(adsbygoogle = window.adsbygoogle || []).push({}); The problem statement, all variables and given/known data

Now that I'm working it out as I'm typing it, I think I may have solved this problem; could still be a mistake though...

This was an extra credit problem on the final for my into to diff eq class. I never saw anything like it before and I didn't finish it because I got stuck on one part. It's copied pretty much exactly as it was on the paper.

Define [x] by

[2] = 5

[3] = 8

[5] = 14

[-2] = -7

...

and

[x]^{1}= [x]

[x]^{2}= [[x]]

[x]^{3}= [[[x]]]

....

Solve dy/dx = [10]^{x}

The attempt at a solution

I see that [x] is basically the function f(x) = 3x - 1. Then I can find a formula for [x]^{1}, [x]^{2}, ... by plugging f(x) into itself and finding a pattern.

[x]^{1}= 3x - 1

[x]^{2}= 9x - 4

[x]^{3}= 27x - 13

[x]^{4}= 81x - 40

...

Then I got [x]^{n}= 3^{n}x - (3^{n}- 1)/2

Finding a closed form for the last term of the nth term of [x]^{n}had me stuck and that was where I originally stopped on the problem. I used Wolframalpha to find a closed form, but is there a clever way of finding it just by looking at the numbers, without knowing the formula beforehand? I can't see it...

Now if g(x) = [10]^{x}, then g(x) = 3^{x}(10) - (3^{x}- 1)/2 and I can integrate that to solve dy/dx = [10]^{x}.

Correct?

Something that kind of bothered me is that [10]^{x}looks like it can only be defined for natural numbers, so does dy/dx = [10]^{x}even make sense in the first place?

**Physics Forums | Science Articles, Homework Help, Discussion**

Dismiss Notice

Join Physics Forums Today!

The friendliest, high quality science and math community on the planet! Everyone who loves science is here!
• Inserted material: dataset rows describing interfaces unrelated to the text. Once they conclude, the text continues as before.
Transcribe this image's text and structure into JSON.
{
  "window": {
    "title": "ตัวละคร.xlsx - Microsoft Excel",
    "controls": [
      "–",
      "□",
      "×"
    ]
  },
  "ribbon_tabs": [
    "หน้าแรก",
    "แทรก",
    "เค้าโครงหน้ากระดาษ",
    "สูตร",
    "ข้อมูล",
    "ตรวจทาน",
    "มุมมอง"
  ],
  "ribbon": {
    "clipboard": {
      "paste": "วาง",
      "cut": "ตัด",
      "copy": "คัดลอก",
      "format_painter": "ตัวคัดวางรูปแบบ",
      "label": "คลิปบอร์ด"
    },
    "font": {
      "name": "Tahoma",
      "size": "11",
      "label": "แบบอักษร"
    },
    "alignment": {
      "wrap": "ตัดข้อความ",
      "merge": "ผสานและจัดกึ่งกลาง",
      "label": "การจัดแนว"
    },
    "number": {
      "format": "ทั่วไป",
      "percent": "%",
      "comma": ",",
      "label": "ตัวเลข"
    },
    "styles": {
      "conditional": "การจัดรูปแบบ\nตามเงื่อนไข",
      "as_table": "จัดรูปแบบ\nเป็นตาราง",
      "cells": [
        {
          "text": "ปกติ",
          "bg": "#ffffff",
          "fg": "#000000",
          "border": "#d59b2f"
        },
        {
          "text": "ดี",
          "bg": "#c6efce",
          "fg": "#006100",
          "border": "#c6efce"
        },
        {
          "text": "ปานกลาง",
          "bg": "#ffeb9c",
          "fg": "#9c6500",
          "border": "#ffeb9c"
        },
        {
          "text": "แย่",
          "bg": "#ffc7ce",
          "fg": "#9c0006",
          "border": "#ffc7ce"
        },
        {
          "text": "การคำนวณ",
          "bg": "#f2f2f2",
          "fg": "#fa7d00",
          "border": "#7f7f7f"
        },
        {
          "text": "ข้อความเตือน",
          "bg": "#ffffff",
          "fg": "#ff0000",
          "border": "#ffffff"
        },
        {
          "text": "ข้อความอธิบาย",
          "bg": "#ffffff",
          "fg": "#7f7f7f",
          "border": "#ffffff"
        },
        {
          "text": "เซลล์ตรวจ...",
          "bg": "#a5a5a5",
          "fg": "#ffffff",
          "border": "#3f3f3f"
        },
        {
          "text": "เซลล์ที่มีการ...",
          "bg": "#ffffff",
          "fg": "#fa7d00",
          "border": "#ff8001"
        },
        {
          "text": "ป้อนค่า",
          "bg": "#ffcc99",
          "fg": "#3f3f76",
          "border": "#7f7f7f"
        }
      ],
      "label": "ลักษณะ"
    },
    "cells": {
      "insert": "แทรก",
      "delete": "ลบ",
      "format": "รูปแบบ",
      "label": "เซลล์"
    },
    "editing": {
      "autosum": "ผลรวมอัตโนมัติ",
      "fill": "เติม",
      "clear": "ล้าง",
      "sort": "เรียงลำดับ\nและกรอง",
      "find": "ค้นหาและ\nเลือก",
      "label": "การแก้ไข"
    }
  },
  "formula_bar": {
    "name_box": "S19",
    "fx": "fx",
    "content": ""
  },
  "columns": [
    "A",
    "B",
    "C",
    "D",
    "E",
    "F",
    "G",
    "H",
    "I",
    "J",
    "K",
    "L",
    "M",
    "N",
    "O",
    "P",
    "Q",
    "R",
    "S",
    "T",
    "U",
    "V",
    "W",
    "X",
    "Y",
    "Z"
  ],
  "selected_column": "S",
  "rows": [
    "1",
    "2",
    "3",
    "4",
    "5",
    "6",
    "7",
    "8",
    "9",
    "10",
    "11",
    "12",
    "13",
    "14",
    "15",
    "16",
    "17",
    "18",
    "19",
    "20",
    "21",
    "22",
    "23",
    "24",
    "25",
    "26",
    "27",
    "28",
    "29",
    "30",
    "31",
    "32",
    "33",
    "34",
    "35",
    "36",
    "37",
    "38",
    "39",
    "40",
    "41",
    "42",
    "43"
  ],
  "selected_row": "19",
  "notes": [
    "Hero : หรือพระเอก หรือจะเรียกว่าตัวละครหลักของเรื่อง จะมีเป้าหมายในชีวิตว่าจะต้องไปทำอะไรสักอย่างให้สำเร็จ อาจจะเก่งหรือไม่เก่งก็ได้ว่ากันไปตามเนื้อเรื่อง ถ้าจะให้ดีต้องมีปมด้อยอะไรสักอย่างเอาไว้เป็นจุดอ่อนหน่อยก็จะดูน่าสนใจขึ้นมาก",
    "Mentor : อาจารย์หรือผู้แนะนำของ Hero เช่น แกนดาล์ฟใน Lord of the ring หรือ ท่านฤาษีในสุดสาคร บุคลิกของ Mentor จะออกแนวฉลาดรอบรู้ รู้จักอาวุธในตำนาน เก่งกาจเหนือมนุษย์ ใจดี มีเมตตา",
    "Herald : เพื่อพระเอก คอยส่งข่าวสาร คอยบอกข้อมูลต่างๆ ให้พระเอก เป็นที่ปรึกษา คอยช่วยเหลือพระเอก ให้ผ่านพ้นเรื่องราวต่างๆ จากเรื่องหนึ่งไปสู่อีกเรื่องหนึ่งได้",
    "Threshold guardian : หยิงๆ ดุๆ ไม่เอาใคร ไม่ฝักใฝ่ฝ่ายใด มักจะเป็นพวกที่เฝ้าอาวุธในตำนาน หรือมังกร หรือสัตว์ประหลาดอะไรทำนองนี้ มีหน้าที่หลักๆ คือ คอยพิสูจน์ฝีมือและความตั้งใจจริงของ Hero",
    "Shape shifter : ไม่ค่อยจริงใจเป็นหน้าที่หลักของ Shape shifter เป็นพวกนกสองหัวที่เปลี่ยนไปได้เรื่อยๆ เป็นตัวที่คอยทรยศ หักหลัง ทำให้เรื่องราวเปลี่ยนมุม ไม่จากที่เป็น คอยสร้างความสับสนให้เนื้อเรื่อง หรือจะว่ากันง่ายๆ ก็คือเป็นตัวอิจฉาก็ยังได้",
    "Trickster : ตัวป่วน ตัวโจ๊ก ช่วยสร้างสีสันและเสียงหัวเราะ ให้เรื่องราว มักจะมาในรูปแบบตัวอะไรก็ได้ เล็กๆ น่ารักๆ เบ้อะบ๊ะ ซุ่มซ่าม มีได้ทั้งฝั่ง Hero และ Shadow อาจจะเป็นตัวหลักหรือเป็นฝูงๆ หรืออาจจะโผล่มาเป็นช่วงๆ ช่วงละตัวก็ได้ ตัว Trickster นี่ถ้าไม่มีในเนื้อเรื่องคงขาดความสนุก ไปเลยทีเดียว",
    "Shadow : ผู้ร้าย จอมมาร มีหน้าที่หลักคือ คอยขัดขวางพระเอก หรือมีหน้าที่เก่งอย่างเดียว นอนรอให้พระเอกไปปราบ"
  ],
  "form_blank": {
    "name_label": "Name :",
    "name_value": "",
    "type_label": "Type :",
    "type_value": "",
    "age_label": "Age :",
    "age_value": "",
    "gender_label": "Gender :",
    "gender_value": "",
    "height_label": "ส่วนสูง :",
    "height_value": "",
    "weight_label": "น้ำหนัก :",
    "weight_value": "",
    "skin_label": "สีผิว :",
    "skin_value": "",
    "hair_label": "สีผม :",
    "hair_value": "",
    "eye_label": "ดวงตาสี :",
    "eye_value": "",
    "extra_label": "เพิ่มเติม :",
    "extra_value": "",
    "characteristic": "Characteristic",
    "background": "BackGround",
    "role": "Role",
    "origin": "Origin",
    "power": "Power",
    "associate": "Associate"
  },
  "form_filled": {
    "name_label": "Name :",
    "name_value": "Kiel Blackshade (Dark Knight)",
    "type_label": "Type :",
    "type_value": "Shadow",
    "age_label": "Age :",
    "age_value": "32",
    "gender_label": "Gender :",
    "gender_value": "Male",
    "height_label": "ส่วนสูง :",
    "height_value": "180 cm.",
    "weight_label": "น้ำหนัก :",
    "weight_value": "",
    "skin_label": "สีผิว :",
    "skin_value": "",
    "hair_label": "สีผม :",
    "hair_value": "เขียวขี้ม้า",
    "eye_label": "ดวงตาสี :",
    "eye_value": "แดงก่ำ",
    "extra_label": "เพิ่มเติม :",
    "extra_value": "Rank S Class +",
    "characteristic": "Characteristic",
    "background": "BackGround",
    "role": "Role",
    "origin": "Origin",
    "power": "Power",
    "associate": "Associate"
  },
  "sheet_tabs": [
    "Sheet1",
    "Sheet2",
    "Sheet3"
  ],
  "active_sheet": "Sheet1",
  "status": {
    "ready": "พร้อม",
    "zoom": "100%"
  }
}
The friendliest, high quality science and math community on the planet! Everyone who loves science is here!

# Kinda weird Diff Eq problem

**Physics Forums | Science Articles, Homework Help, Discussion**